The American astronomer Edwin P. Hubble, he notes, discovered 50 years ago that all the galaxies in the universe are moving away from us. ``On the face of it,'' says Turner, ``that seems to say that we're at the center of the universe. But Copernicus taught us a long time ago that the earth is not even the center of the solar system.''
``So how do you resolve it?'' he asks. ``The answer to that paradox is, `Yes indeed, we're at the center of the universe. However, every point is at the center of the universe. All points are equivalent. And if you were to go to any other galaxy, you would see all the other galaxies moving away from it.'''
The reason: The universe is still expanding from its original pinhead beginnings.
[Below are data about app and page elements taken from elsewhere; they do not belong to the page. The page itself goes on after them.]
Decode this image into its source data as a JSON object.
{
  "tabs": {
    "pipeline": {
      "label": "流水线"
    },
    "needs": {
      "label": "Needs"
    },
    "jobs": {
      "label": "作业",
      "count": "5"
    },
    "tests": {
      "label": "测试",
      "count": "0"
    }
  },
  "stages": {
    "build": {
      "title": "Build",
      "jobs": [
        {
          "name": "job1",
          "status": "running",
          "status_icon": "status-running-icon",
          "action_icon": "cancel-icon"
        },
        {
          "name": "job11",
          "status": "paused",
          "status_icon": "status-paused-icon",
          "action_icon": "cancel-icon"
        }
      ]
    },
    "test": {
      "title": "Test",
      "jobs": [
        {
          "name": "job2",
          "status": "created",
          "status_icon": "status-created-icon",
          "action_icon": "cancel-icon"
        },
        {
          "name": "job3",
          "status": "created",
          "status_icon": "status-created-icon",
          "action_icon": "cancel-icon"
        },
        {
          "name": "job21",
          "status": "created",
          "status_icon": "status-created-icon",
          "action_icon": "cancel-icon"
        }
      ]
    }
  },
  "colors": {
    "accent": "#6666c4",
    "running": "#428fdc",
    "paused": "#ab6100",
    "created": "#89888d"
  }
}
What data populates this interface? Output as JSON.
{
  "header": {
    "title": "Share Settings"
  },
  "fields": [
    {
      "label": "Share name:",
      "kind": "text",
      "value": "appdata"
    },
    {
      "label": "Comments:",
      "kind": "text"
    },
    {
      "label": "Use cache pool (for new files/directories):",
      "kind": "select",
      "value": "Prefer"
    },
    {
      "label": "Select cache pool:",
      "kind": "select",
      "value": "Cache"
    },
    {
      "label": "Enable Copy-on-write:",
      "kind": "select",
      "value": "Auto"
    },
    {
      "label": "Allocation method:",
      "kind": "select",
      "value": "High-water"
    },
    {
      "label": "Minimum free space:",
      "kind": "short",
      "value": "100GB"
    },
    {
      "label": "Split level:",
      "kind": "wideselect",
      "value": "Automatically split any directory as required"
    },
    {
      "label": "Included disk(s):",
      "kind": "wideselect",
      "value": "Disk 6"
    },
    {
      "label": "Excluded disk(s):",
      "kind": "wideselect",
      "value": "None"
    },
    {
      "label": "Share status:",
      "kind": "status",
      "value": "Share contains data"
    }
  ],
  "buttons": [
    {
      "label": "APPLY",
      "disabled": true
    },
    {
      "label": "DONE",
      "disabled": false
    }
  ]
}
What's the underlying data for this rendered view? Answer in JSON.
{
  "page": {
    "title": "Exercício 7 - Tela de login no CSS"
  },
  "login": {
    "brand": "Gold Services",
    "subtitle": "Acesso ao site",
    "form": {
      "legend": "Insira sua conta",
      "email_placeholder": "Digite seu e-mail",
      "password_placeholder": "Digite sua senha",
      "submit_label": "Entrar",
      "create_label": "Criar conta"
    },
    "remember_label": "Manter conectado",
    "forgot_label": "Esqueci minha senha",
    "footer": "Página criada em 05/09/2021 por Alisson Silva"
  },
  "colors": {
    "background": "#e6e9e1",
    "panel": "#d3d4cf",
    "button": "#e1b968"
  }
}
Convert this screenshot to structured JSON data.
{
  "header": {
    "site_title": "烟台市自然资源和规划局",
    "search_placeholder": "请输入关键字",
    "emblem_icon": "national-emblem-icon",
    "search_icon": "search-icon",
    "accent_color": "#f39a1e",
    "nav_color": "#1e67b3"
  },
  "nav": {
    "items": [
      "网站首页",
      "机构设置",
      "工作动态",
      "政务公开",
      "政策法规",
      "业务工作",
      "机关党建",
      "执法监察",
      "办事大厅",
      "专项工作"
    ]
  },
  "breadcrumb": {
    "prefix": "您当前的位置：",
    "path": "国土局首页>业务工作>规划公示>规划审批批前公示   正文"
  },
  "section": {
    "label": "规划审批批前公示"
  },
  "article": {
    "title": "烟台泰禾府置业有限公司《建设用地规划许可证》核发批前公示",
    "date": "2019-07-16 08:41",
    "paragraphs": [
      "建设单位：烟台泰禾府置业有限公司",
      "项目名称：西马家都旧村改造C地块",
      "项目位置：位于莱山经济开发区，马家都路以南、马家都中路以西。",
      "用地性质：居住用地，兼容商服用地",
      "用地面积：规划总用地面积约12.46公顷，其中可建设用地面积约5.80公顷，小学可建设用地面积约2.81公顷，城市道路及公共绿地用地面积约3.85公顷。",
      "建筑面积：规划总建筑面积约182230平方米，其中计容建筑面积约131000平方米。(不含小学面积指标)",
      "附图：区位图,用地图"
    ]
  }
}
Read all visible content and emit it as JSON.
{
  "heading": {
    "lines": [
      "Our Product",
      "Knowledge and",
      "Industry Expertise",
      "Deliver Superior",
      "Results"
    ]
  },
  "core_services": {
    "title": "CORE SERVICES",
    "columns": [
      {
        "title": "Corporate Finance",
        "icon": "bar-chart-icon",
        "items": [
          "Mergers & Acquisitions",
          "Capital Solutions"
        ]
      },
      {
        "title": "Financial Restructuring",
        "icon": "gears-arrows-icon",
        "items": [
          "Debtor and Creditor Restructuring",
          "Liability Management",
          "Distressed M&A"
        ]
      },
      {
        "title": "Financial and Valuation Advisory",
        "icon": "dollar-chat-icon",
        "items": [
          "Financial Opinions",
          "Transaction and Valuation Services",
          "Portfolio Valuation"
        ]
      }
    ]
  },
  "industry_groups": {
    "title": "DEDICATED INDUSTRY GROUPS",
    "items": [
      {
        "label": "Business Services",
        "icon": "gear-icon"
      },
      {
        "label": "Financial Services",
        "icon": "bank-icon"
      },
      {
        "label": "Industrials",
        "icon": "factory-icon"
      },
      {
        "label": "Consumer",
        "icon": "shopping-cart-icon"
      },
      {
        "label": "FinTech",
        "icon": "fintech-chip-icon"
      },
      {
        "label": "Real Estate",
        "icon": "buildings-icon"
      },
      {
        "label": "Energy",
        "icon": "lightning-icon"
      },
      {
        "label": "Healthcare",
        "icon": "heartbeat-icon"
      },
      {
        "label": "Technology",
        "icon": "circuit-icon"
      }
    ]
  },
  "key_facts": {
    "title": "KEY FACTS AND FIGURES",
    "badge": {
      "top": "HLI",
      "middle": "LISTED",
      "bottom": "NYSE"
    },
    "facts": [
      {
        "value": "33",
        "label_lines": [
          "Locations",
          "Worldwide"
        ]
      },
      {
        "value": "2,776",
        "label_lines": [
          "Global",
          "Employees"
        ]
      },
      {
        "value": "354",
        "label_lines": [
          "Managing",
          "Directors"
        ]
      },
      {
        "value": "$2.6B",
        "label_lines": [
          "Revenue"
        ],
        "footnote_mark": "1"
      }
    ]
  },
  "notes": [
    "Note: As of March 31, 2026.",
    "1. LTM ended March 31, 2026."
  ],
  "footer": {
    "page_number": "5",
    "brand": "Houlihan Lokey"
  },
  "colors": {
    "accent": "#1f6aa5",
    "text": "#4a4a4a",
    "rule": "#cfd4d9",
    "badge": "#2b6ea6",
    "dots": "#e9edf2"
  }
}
And as it does, it continues to call into question some of most deeply held convictions of Newtonian mechanics.
Needed: intellectual modesty
``A fundamental assumption we make,'' says Fermilab astronomer Edward W. Kolb, ``is that the laws of physics that we study in a laboratory now are the same laws of physics that operated in the early universe 15 billion years ago, and that operate on stars a billion light-years away.'' Yet even that assumption might turn out to need modification.
All of which leads Princeton University emeritus professor John A. Wheeler to urge a modicum of intellectual modesty.
``There are billions of light-years of time ahead of us, and there are billions upon billions of places yet to be inhabited,'' says the soft-spoken Professor Wheeler, one of the most eloquent commentators on the deeper meanings of quantum mechanics. ``And this business of life and mind and what part it can play in the beginning of things we have no right to judge from our special position at this moment of lonesomeness in the universe.''